══ Information

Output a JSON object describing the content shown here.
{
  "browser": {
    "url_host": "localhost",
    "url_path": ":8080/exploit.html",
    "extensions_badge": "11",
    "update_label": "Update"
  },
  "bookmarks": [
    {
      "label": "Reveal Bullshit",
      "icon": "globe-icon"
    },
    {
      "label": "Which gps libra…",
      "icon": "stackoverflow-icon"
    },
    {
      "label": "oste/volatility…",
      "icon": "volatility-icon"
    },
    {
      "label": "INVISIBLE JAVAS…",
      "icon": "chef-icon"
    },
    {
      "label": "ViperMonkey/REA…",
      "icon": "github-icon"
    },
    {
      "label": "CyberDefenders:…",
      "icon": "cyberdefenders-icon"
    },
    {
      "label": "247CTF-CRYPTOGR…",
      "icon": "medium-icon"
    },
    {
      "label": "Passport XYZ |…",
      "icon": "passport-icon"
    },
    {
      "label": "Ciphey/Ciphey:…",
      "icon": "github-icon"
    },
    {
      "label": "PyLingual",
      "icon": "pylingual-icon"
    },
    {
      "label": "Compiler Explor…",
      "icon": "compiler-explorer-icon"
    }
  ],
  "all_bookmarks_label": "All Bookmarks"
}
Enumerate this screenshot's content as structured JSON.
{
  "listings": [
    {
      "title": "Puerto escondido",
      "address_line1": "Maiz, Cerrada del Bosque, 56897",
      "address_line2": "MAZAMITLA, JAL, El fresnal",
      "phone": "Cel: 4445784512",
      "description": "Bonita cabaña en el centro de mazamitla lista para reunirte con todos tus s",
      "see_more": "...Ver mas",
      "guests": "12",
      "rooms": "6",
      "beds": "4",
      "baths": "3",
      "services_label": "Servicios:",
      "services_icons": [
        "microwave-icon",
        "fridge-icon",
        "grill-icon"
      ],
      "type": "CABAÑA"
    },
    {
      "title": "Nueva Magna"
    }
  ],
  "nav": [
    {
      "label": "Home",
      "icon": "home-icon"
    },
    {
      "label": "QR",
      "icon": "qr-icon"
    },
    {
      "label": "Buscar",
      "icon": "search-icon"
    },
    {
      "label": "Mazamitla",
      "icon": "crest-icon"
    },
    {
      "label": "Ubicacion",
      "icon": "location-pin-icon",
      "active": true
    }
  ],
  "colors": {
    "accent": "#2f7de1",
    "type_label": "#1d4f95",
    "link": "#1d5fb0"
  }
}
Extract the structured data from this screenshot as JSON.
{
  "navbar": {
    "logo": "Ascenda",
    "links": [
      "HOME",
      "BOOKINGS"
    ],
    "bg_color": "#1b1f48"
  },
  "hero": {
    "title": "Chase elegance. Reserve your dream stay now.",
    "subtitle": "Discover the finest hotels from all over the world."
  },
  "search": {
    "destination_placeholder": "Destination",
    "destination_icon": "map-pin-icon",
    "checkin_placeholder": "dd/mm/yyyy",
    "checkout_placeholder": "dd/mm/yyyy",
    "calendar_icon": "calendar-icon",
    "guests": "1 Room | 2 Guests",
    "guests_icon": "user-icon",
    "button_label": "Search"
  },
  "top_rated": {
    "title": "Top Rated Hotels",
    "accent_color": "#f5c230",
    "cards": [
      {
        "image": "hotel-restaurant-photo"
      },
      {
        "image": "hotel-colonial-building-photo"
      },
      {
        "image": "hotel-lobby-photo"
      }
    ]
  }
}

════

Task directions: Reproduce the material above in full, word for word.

Exercise result:
Output a JSON object describing the content shown here.
{
  "browser": {
    "url_host": "localhost",
    "url_path": ":8080/exploit.html",
    "extensions_badge": "11",
    "update_label": "Update"
  },
  "bookmarks": [
    {
      "label": "Reveal Bullshit",
      "icon": "globe-icon"
    },
    {
      "label": "Which gps libra…",
      "icon": "stackoverflow-icon"
    },
    {
      "label": "oste/volatility…",
      "icon": "volatility-icon"
    },
    {
      "label": "INVISIBLE JAVAS…",
      "icon": "chef-icon"
    },
    {
      "label": "ViperMonkey/REA…",
      "icon": "github-icon"
    },
    {
      "label": "CyberDefenders:…",
      "icon": "cyberdefenders-icon"
    },
    {
      "label": "247CTF-CRYPTOGR…",
      "icon": "medium-icon"
    },
    {
      "label": "Passport XYZ |…",
      "icon": "passport-icon"
    },
    {
      "label": "Ciphey/Ciphey:…",
      "icon": "github-icon"
    },
    {
      "label": "PyLingual",
      "icon": "pylingual-icon"
    },
    {
      "label": "Compiler Explor…",
      "icon": "compiler-explorer-icon"
    }
  ],
  "all_bookmarks_label": "All Bookmarks"
}
Enumerate this screenshot's content as structured JSON.
{
  "listings": [
    {
      "title": "Puerto escondido",
      "address_line1": "Maiz, Cerrada del Bosque, 56897",
      "address_line2": "MAZAMITLA, JAL, El fresnal",
      "phone": "Cel: 4445784512",
      "description": "Bonita cabaña en el centro de mazamitla lista para reunirte con todos tus s",
      "see_more": "...Ver mas",
      "guests": "12",
      "rooms": "6",
      "beds": "4",
      "baths": "3",
      "services_label": "Servicios:",
      "services_icons": [
        "microwave-icon",
        "fridge-icon",
        "grill-icon"
      ],
      "type": "CABAÑA"
    },
    {
      "title": "Nueva Magna"
    }
  ],
  "nav": [
    {
      "label": "Home",
      "icon": "home-icon"
    },
    {
      "label": "QR",
      "icon": "qr-icon"
    },
    {
      "label": "Buscar",
      "icon": "search-icon"
    },
    {
      "label": "Mazamitla",
      "icon": "crest-icon"
    },
    {
      "label": "Ubicacion",
      "icon": "location-pin-icon",
      "active": true
    }
  ],
  "colors": {
    "accent": "#2f7de1",
    "type_label": "#1d4f95",
    "link": "#1d5fb0"
  }
}
Extract the structured data from this screenshot as JSON.
{
  "navbar": {
    "logo": "Ascenda",
    "links": [
      "HOME",
      "BOOKINGS"
    ],
    "bg_color": "#1b1f48"
  },
  "hero": {
    "title": "Chase elegance. Reserve your dream stay now.",
    "subtitle": "Discover the finest hotels from all over the world."
  },
  "search": {
    "destination_placeholder": "Destination",
    "destination_icon": "map-pin-icon",
    "checkin_placeholder": "dd/mm/yyyy",
    "checkout_placeholder": "dd/mm/yyyy",
    "calendar_icon": "calendar-icon",
    "guests": "1 Room | 2 Guests",
    "guests_icon": "user-icon",
    "button_label": "Search"
  },
  "top_rated": {
    "title": "Top Rated Hotels",
    "accent_color": "#f5c230",
    "cards": [
      {
        "image": "hotel-restaurant-photo"
      },
      {
        "image": "hotel-colonial-building-photo"
      },
      {
        "image": "hotel-lobby-photo"
      }
    ]
  }
}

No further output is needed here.